Just like the variation in law across the
U.S., individual European Union member states have varied laws regarding
anti-discrimination protections [ 8]. If
you are considering a gender transition that will render your appearance
outside of accepted societal norms or
require changing official records, I recommend consulting legal counsel to
establish your rights and protections
in your home country and state as soon
An acquaintance of mine transitioned from male to female appearance on the job in a tech field. She had
two yearly reviews while still presenting as a man before her transition.
Both were exemplary. After she began
to transition her appearance, her next
yearly review veered dramatically into
negative feedback. She was put on a re-
mediation plan with unreasonable ex-
pectations and not soon after was dis-
missed. Her home state does not have
legal protections that include gender
expression that prevent unreasonable
termination from a job.
I was never naive about the dangers
of transitioning my gender expression
from male to female. We were still not
so visible in the eyes of the public in
2009 and transitioning still had the
potential to bring disaster upon the
fragile start of my career in Web development. Luckily I had started a new
job just months before I came out. My
colleagues did, and continue to, support me as a developer and a transgender woman. Before my transition at
work, I had planned for worst-case scenarios and never once did I need to put
one of those plans into action. I hope
more companies come to support their
employees as openly as mine has supported me.
BALANCING GENDER EXPRESSION
WITH CAREER GOALS
Everyone performs gender in a business setting. Our professional dress
standards are quite gendered—
collars and pants for men; blouse, slacks
or a skirt, and appropriate accessories
for women. In tech, where jeans and
a T-shirt may be accepted as work attire, you’ll often find women “dressing
up” more than the men. As someone
who once dressed like a man and now
dresses like a woman, I can attest to
the expectations I present with a touch
more polish than sneakers, jeans, and
a T-shirt will project.
For gender queer, gender non-nor-mative, and genderless folks, business
attire may feel restrictive—honestly it
probably feels restrictive for many cisgender folks as well. So here we face a
fundamental dilemma. How much are
you willing to sacrifice your personal
expression to the perceived presentation expectations of your peers? Dressing well, which is synonymous with
dressing appropriately for your gender,
may positively affect your career.
I will not dictate to anyone how
they should dress. In my career, I have
found meeting the presentation expectations of my peers—at first typically

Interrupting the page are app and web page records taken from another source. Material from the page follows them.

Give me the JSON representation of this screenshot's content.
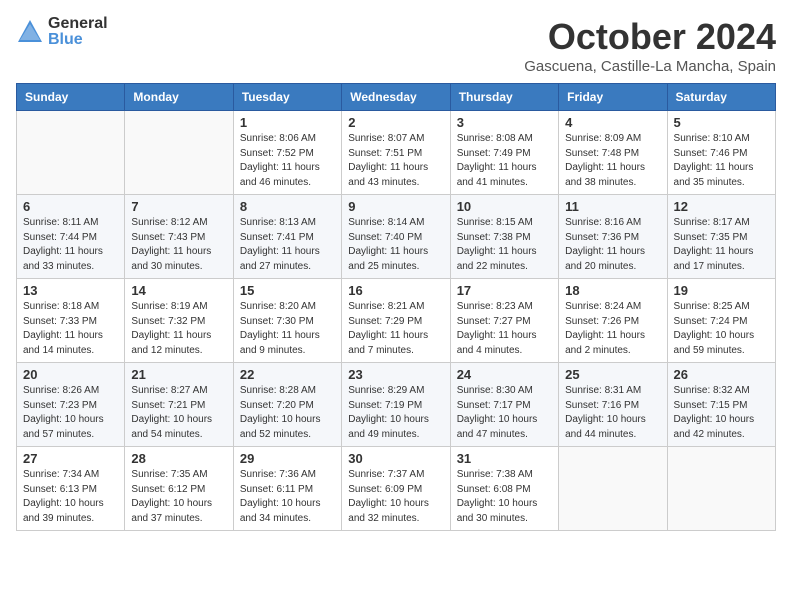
{
  "header": {
    "logo_general": "General",
    "logo_blue": "Blue",
    "month_title": "October 2024",
    "location": "Gascuena, Castille-La Mancha, Spain"
  },
  "columns": [
    "Sunday",
    "Monday",
    "Tuesday",
    "Wednesday",
    "Thursday",
    "Friday",
    "Saturday"
  ],
  "weeks": [
    [
      {
        "day": "",
        "info": ""
      },
      {
        "day": "",
        "info": ""
      },
      {
        "day": "1",
        "info": "Sunrise: 8:06 AM\nSunset: 7:52 PM\nDaylight: 11 hours and 46 minutes."
      },
      {
        "day": "2",
        "info": "Sunrise: 8:07 AM\nSunset: 7:51 PM\nDaylight: 11 hours and 43 minutes."
      },
      {
        "day": "3",
        "info": "Sunrise: 8:08 AM\nSunset: 7:49 PM\nDaylight: 11 hours and 41 minutes."
      },
      {
        "day": "4",
        "info": "Sunrise: 8:09 AM\nSunset: 7:48 PM\nDaylight: 11 hours and 38 minutes."
      },
      {
        "day": "5",
        "info": "Sunrise: 8:10 AM\nSunset: 7:46 PM\nDaylight: 11 hours and 35 minutes."
      }
    ],
    [
      {
        "day": "6",
        "info": "Sunrise: 8:11 AM\nSunset: 7:44 PM\nDaylight: 11 hours and 33 minutes."
      },
      {
        "day": "7",
        "info": "Sunrise: 8:12 AM\nSunset: 7:43 PM\nDaylight: 11 hours and 30 minutes."
      },
      {
        "day": "8",
        "info": "Sunrise: 8:13 AM\nSunset: 7:41 PM\nDaylight: 11 hours and 27 minutes."
      },
      {
        "day": "9",
        "info": "Sunrise: 8:14 AM\nSunset: 7:40 PM\nDaylight: 11 hours and 25 minutes."
      },
      {
        "day": "10",
        "info": "Sunrise: 8:15 AM\nSunset: 7:38 PM\nDaylight: 11 hours and 22 minutes."
      },
      {
        "day": "11",
        "info": "Sunrise: 8:16 AM\nSunset: 7:36 PM\nDaylight: 11 hours and 20 minutes."
      },
      {
        "day": "12",
        "info": "Sunrise: 8:17 AM\nSunset: 7:35 PM\nDaylight: 11 hours and 17 minutes."
      }
    ],
    [
      {
        "day": "13",
        "info": "Sunrise: 8:18 AM\nSunset: 7:33 PM\nDaylight: 11 hours and 14 minutes."
      },
      {
        "day": "14",
        "info": "Sunrise: 8:19 AM\nSunset: 7:32 PM\nDaylight: 11 hours and 12 minutes."
      },
      {
        "day": "15",
        "info": "Sunrise: 8:20 AM\nSunset: 7:30 PM\nDaylight: 11 hours and 9 minutes."
      },
      {
        "day": "16",
        "info": "Sunrise: 8:21 AM\nSunset: 7:29 PM\nDaylight: 11 hours and 7 minutes."
      },
      {
        "day": "17",
        "info": "Sunrise: 8:23 AM\nSunset: 7:27 PM\nDaylight: 11 hours and 4 minutes."
      },
      {
        "day": "18",
        "info": "Sunrise: 8:24 AM\nSunset: 7:26 PM\nDaylight: 11 hours and 2 minutes."
      },
      {
        "day": "19",
        "info": "Sunrise: 8:25 AM\nSunset: 7:24 PM\nDaylight: 10 hours and 59 minutes."
      }
    ],
    [
      {
        "day": "20",
        "info": "Sunrise: 8:26 AM\nSunset: 7:23 PM\nDaylight: 10 hours and 57 minutes."
      },
      {
        "day": "21",
        "info": "Sunrise: 8:27 AM\nSunset: 7:21 PM\nDaylight: 10 hours and 54 minutes."
      },
      {
        "day": "22",
        "info": "Sunrise: 8:28 AM\nSunset: 7:20 PM\nDaylight: 10 hours and 52 minutes."
      },
      {
        "day": "23",
        "info": "Sunrise: 8:29 AM\nSunset: 7:19 PM\nDaylight: 10 hours and 49 minutes."
      },
      {
        "day": "24",
        "info": "Sunrise: 8:30 AM\nSunset: 7:17 PM\nDaylight: 10 hours and 47 minutes."
      },
      {
        "day": "25",
        "info": "Sunrise: 8:31 AM\nSunset: 7:16 PM\nDaylight: 10 hours and 44 minutes."
      },
      {
        "day": "26",
        "info": "Sunrise: 8:32 AM\nSunset: 7:15 PM\nDaylight: 10 hours and 42 minutes."
      }
    ],
    [
      {
        "day": "27",
        "info": "Sunrise: 7:34 AM\nSunset: 6:13 PM\nDaylight: 10 hours and 39 minutes."
      },
      {
        "day": "28",
        "info": "Sunrise: 7:35 AM\nSunset: 6:12 PM\nDaylight: 10 hours and 37 minutes."
      },
      {
        "day": "29",
        "info": "Sunrise: 7:36 AM\nSunset: 6:11 PM\nDaylight: 10 hours and 34 minutes."
      },
      {
        "day": "30",
        "info": "Sunrise: 7:37 AM\nSunset: 6:09 PM\nDaylight: 10 hours and 32 minutes."
      },
      {
        "day": "31",
        "info": "Sunrise: 7:38 AM\nSunset: 6:08 PM\nDaylight: 10 hours and 30 minutes."
      },
      {
        "day": "",
        "info": ""
      },
      {
        "day": "",
        "info": ""
      }
    ]
  ]
}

male and now typically female—has
correlated positively with the continued success of my career. Can I quan-
Companies who seek
like us must accept

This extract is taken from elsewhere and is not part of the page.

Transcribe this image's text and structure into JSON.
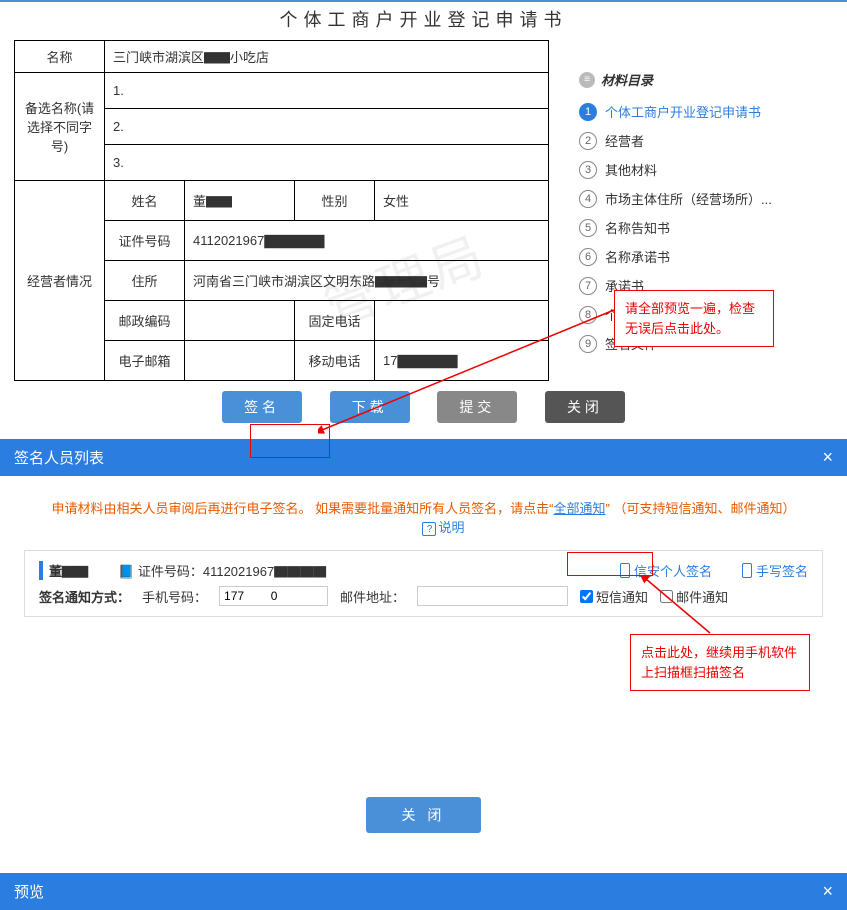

we are diverse and
our best work derives
from a place of inner
peace and honest